American, Israeli Military Chiefs Convey Unity

The two officers insist there is no daylight between their countries on how to handle Iran.

America’s and Israel’s top military officers on Friday downplayed differences in policy between the two countries. Despite rumors of discord on how best to prevent Iran from attaining a nuclear weapons capacity, Lieutenant General Benny Gantz, the head of Israel’s defense forces, said, “I do know that both our countries share the same interests, both the same values, and I’m sure that we can somehow work it out together.”

Army General Martin E. Dempsey said his first visit to the Jewish state since assuming the chairmanship of the Joints Chiefs of Staff in October of last year reflected “the commitment we have with each other, and I’m here to assure you that’s the case.”

In a later meeting, Dempsey was told by President Shimon Peres that Israel had confidence in the United States military and “that even today in a very complicated situation we can find a common ground.”

Dempsey’s trip, despite assurances that there is no daylight between the two allies, is perceived as part of an effort by the United States to convince Israel to give international sanctions more time and stave off unilateral military action against Iran.

The two Western countries suspect that Iran’s uranium enrichment program is aimed to developing a nuclear weapon.

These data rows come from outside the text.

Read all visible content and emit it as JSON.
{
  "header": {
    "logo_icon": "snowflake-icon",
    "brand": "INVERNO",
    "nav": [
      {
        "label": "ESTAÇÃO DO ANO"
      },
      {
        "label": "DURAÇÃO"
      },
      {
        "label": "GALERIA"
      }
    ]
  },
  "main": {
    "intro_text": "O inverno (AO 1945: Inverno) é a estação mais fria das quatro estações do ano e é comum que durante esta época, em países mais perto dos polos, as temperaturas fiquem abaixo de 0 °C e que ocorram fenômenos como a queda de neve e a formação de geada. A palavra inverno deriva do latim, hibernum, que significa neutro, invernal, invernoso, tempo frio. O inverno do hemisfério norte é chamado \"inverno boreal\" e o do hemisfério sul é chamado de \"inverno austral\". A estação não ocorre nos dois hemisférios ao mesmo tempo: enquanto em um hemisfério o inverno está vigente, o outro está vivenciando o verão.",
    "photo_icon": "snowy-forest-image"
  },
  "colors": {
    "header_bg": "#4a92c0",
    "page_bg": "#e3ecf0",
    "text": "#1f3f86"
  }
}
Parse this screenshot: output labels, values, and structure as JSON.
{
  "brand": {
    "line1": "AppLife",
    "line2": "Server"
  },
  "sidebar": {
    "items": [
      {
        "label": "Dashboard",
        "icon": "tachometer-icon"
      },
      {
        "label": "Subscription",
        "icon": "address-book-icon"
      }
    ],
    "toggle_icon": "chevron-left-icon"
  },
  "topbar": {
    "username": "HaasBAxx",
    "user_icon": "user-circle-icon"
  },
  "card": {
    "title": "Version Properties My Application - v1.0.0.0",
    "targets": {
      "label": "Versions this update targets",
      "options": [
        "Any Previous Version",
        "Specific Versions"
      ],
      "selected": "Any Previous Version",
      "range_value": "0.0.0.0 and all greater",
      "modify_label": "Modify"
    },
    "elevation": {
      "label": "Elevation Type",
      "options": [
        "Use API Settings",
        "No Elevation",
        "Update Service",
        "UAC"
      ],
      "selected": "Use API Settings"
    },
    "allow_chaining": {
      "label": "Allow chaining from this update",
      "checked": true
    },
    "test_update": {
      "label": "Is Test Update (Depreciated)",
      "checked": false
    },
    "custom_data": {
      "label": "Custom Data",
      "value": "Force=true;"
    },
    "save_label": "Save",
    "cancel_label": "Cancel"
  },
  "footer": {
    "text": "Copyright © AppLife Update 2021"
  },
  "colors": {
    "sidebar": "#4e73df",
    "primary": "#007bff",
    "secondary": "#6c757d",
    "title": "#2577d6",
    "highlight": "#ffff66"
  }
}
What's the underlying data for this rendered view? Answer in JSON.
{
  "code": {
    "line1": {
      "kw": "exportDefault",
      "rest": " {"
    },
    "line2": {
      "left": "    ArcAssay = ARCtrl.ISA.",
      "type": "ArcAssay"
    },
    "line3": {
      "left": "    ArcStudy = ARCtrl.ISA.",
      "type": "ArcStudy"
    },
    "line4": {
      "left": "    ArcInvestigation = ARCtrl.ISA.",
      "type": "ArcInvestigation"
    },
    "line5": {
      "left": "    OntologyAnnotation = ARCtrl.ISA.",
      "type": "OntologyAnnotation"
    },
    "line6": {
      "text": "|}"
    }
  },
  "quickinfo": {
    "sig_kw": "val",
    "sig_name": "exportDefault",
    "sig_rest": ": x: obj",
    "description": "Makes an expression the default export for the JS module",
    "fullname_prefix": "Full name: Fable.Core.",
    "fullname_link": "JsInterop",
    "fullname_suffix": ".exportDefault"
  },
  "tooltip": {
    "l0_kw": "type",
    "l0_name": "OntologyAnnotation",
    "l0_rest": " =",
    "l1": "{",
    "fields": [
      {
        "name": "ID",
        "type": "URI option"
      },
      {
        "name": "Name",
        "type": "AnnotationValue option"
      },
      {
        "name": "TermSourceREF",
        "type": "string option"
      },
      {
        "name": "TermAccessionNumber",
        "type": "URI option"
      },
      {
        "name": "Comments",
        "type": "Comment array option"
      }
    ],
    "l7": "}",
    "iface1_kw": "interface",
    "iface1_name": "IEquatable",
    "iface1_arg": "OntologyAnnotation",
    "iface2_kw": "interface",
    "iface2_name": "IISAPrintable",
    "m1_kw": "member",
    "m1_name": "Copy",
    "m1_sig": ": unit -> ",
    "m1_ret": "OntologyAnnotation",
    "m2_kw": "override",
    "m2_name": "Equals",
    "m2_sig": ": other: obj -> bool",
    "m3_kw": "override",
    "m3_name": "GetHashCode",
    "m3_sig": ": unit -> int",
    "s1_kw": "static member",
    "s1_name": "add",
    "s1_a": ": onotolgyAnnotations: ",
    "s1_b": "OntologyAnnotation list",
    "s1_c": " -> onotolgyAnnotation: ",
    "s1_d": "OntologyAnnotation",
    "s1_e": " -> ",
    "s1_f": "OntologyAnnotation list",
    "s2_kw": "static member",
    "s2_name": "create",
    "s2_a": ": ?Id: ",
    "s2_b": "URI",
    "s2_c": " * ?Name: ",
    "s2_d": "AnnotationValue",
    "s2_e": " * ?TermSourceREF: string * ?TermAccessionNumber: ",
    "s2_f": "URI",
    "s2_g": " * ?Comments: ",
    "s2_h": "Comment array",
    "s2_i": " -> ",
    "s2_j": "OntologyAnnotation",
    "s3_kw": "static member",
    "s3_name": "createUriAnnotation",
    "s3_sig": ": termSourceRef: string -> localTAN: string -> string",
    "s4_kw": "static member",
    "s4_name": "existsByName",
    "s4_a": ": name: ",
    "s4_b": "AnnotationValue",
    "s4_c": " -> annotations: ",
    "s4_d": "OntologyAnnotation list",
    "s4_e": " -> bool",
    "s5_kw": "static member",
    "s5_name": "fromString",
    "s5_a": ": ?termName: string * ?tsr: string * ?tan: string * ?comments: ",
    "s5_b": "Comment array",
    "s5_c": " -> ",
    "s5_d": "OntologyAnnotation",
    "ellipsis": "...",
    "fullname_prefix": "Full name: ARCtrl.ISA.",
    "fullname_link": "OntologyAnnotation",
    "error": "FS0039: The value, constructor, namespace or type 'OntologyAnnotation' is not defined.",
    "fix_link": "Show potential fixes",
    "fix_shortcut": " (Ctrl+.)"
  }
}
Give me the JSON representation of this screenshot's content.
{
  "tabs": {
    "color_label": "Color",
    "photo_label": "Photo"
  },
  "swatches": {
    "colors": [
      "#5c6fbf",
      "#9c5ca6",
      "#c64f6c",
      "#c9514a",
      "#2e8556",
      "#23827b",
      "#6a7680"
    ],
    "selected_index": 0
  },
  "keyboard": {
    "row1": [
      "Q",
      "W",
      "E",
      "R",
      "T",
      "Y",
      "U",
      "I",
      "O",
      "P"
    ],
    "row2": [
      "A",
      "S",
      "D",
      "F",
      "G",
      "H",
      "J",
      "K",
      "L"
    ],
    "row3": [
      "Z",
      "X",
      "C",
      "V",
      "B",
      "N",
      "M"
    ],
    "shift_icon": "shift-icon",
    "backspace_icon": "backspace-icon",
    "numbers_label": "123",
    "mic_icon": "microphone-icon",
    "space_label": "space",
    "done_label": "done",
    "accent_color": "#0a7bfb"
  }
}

Iran has denied this and threatened to shut access to the Persian Gulf if more sanctions are enacted which would put 40 percent of the world’s seaborn oil transports at risk.

Israeli officials have welcomed tightening sanctions against Tehran but sometimes questioned America’s resolve. Deputy Prime Minister Moshe Ya’alon, a former Israeli military chief, suggested on Sunday there is “hesitation” on the part of the Obama Administration to apply tougher sanctions “for fear of oil prices rising this year.”

Gasoline and oil transport insurance costs could skyrocket if there is a naval skirmish in the Persian Gulf. A prolonged Iranian blockade may lead to shortages because the United States import more than a million barrels of oil per day from Saudi Arabia, the bulk of which is transported by sea through the Gulf. After Canada, the kingdom is America’s second largest oil supplier.

Prime Minister Benjamin Netanyahu hasn’t ruled out a military strike against Iran’s nuclear facilities but his defense minister, Ehud Barack, this week offered more conciliatory words, saying that an Israeli decision on whether to attack Iran was “very far off.”